The Role of Science in New Zealand's Innovative Future

Event series: 

Dr Jacqueline Rowarth

University of Melbourne

Dr Jacqueline Rowarth has been the Director, Office for Environmental Programs, The University of Melbourne since April, and is a Board Member of Crop and Food Research. She was President of the New Zealand Institute of Agricultural Science Council from 2000 – 2003. Jacqueline obtained an Agricultural Science degree with first class honours in Agronomy, has a PhD in Soil Science from Massey University (given the Morice Fieldes award by the NZ Society of Soil Science for ‘exceptional merit’), worked in Plant Improvement with AgResearch for 6 years and then taught Plant Science at Lincoln University for 6 years. Throughout her career she has been an active scientist, with a strong commitment to technology transfer. She has also been dedicated to promoting awareness of science and the importance of research to schools, interest groups and society in general. For her work in all these areas, she received the Zonta Award for excellence in science in 1994, a New Zealand Science and Technology Medal in 1997 and in 2001 was elected as a Companion of the Royal Society of NZ, recognising ‘pre-eminence in the promotion of science and technology’. In 2003 she was elected as an Honorary Fellow of the New Zealand Institute of Agricultural Science in recognition of her contribution to the profession (Honorary) and to agricultural science (Fellow).
Her research over the past twenty years has focussed on efficient use of fertiliser (product yield and quality with minimum environmental impact), and evaluation of new plant species and cultivars (seed yield, animal growth and wool growth).

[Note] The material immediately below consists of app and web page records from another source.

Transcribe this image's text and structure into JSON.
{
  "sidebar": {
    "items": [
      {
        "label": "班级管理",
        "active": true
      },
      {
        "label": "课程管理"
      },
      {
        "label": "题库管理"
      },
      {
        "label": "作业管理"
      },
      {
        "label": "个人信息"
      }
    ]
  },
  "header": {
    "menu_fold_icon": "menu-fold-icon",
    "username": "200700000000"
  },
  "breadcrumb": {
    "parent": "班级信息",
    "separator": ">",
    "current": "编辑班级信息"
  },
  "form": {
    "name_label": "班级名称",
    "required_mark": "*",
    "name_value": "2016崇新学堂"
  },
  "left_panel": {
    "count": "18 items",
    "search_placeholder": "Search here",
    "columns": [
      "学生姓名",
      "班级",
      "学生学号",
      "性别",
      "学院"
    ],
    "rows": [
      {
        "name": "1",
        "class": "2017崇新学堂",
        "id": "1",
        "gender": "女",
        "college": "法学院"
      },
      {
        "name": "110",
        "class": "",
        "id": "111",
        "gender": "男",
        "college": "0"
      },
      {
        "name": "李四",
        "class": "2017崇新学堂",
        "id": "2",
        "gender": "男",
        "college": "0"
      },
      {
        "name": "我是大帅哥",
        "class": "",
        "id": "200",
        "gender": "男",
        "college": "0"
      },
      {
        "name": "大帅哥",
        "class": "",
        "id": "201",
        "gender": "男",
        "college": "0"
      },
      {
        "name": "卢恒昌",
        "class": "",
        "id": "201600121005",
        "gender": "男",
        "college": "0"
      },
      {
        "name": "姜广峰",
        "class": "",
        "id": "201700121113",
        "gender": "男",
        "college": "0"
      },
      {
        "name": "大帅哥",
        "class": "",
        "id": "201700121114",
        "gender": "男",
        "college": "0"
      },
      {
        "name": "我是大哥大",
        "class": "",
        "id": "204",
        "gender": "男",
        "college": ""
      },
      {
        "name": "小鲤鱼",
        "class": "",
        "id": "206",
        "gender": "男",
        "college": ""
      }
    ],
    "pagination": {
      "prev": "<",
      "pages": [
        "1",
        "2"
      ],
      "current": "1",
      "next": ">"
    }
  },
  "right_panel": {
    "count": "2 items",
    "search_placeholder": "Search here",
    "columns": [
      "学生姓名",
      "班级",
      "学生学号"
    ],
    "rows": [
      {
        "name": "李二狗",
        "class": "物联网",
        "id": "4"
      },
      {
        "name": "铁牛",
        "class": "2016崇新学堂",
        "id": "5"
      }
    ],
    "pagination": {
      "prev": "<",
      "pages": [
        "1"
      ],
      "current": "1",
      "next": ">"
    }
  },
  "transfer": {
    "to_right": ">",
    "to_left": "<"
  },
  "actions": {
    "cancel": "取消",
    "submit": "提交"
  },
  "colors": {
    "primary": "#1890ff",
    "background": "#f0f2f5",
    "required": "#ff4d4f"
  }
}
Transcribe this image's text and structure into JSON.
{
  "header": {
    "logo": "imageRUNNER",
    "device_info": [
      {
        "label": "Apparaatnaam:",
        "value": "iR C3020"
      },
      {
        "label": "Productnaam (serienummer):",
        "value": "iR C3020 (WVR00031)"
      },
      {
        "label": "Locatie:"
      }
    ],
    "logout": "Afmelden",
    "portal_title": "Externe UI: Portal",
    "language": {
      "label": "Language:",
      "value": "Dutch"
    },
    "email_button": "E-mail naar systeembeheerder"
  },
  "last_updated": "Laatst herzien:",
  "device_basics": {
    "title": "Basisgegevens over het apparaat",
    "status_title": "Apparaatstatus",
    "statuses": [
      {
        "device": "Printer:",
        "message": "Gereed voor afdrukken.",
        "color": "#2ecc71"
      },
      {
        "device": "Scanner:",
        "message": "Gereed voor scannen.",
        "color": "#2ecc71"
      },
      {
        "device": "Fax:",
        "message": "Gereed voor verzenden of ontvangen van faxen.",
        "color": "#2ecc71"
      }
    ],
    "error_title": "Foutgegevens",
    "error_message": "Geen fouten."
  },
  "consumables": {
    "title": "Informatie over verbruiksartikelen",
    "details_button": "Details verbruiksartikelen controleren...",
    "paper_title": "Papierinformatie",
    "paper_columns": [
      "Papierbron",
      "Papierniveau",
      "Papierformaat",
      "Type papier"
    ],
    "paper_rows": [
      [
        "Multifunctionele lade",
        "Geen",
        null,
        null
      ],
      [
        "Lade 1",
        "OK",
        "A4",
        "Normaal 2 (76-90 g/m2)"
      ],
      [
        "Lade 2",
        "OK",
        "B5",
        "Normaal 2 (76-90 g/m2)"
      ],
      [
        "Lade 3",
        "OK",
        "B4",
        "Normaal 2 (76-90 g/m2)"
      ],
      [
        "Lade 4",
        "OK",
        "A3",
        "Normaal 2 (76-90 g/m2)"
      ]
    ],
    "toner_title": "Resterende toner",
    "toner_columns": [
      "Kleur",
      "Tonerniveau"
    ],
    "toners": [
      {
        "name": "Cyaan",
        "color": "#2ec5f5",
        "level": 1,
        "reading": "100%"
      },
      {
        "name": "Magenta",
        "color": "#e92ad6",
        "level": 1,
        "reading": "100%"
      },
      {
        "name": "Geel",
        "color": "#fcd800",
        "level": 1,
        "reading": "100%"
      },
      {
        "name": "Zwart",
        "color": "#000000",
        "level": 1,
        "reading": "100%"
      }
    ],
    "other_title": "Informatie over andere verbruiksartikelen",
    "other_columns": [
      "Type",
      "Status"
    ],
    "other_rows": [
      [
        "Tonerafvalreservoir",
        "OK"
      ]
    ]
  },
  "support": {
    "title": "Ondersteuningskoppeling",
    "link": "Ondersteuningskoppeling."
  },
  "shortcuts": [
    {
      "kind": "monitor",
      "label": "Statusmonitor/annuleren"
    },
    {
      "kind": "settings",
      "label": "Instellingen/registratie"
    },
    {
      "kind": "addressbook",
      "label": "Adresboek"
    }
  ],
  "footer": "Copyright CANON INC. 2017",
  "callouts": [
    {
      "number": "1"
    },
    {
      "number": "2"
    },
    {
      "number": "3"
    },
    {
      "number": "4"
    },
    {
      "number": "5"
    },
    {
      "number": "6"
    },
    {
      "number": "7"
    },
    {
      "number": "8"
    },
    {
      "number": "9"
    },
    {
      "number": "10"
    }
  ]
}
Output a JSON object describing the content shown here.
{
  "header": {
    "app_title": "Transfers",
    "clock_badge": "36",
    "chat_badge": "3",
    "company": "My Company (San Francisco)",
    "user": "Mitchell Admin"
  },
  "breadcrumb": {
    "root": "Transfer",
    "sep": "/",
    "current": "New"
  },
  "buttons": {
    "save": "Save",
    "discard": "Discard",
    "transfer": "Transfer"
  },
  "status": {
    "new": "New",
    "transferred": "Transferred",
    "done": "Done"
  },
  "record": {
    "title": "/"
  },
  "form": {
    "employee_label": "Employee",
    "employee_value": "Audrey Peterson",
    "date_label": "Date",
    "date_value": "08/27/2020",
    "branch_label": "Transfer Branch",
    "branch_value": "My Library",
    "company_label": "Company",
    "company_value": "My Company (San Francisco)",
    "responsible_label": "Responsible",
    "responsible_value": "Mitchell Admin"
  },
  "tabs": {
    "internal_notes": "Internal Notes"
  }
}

Economic development in New Zealand’s past has resulted from innovation in the primary resource sector creating new markets and increasing efficiency gains. Global developments in technology in the 1970s in areas where the country could not take optimum advantage (particularly in manufacturing) because of population base and geographical location, has meant that other countries have outpaced New Zealand in economic development. Attempts to improve the innovation system have not had the anticipated or desired effects in the short term. Impacts are being observed in tertiary education and employment in the science sectors. In this seminar, information from a wide variety of economic, business and education sources, examines trends, will be presented and set within the context of the New Zealand science environment. Implications will be considered and recommendations for the future made.

Last updated: 
Monday, 15 October 2007